5. Canterbury Cathedral
The 5th most visited historic site in England is Canterbury Cathedral, one of the oldest Christian structures in the country. In 2009, 1,013,118 people visited this site. Formally known as the Cathedral and Metropolitan Church of Christ at Canterbury, this cathedral was originally built in 597 AD. Between 1070 and 1077, however, it was rebuilt after a fire. Since then, the building has been remodeled and added to on several occasions. Today, it serves as the home of the Archbishop of Canterbury. Visitors to this site are able to view the ornate architecture. Religious pilgrims to this site are able to take part in a church service as it is still in use.
4. Roman Baths
The Roman Baths are located in the city of Bath, where hot springs bubble up between 156 and 204 degrees fahrenheit. It has been an important site to several cultures, dating back to the Celts, who dedicated the waters to the goddess Sulis. When the Romans discovered these waters, they recognized Sulis as their own goddess, Minerva. They constructed a temple in her honor between 60 and 70 AD and continued building bathhouses over the next 3 centuries. Today, visitors can view these bathhouses, which have been remodeled over the years, and visit the museum. They cannot, however, enter the spring waters. In 2009, it received 1,196,481 tourists.
3. Westminster Abbey
Westminster Abbey, officially known as the Collegiate Church of St. Peter at Westminster, is the third most popular historic site in England, receiving 1,449,593 visitors in 2009. This large, Gothic-style church serves as the traditional place of coronation and burial site for English and British monarchy. The site of Westminster Abbey has housed a church since around 1080 AD, although the current building was built in 1245 AD. Since 1100, 16 royal weddings have taken place here. Visitors to Westminster Abbey can visit the on-site museum to learn more about the history of this church, stroll through its gardens, and buy souvenirs in the Abbey Shop.
2. St Paul's Cathedral
St. Paul’s Cathedral, located on Ludgate Hill in London, is the second most visited historic site of England. The area surrounding the cathedral has been an important Christian location and church site since at least the 7th century AD. The present-day church is known for its English Baroque architectural style and easily recognized by its large white dome which rises up from the top of the hill, the highest elevation in the city. This cathedral has held funeral services for several important political figures, including: Winston Churchill, Margaret Thatcher, the Duke of Wellington, and Lord Nelson. In 2009, 1,821,321 people visited St. Paul’s Cathedral to take in its sights and history.
1. Tower of London
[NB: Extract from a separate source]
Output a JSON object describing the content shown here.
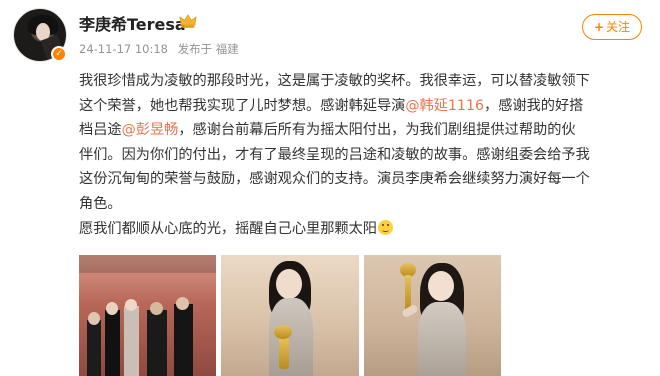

The Tower of London is by far the most popular historic site in England, having received 2,389,548 visitors in 2009. This castle was founded in 1066 during the Norman Conquest. The White Tower (its most famous feature) was built 12 years later in 1078 by William the Conqueror. The Tower of London was first seen as a symbol of oppression by the local population, who opposed the invaders. Over the years, it has served several functions, including: a royal residence, treasury, armoury, storage area for the Crown Jewels of England, and even a prison from 1100 to 1952. It became popular as a tourist site beginning in the early 1800s and that popularity has continued to grow.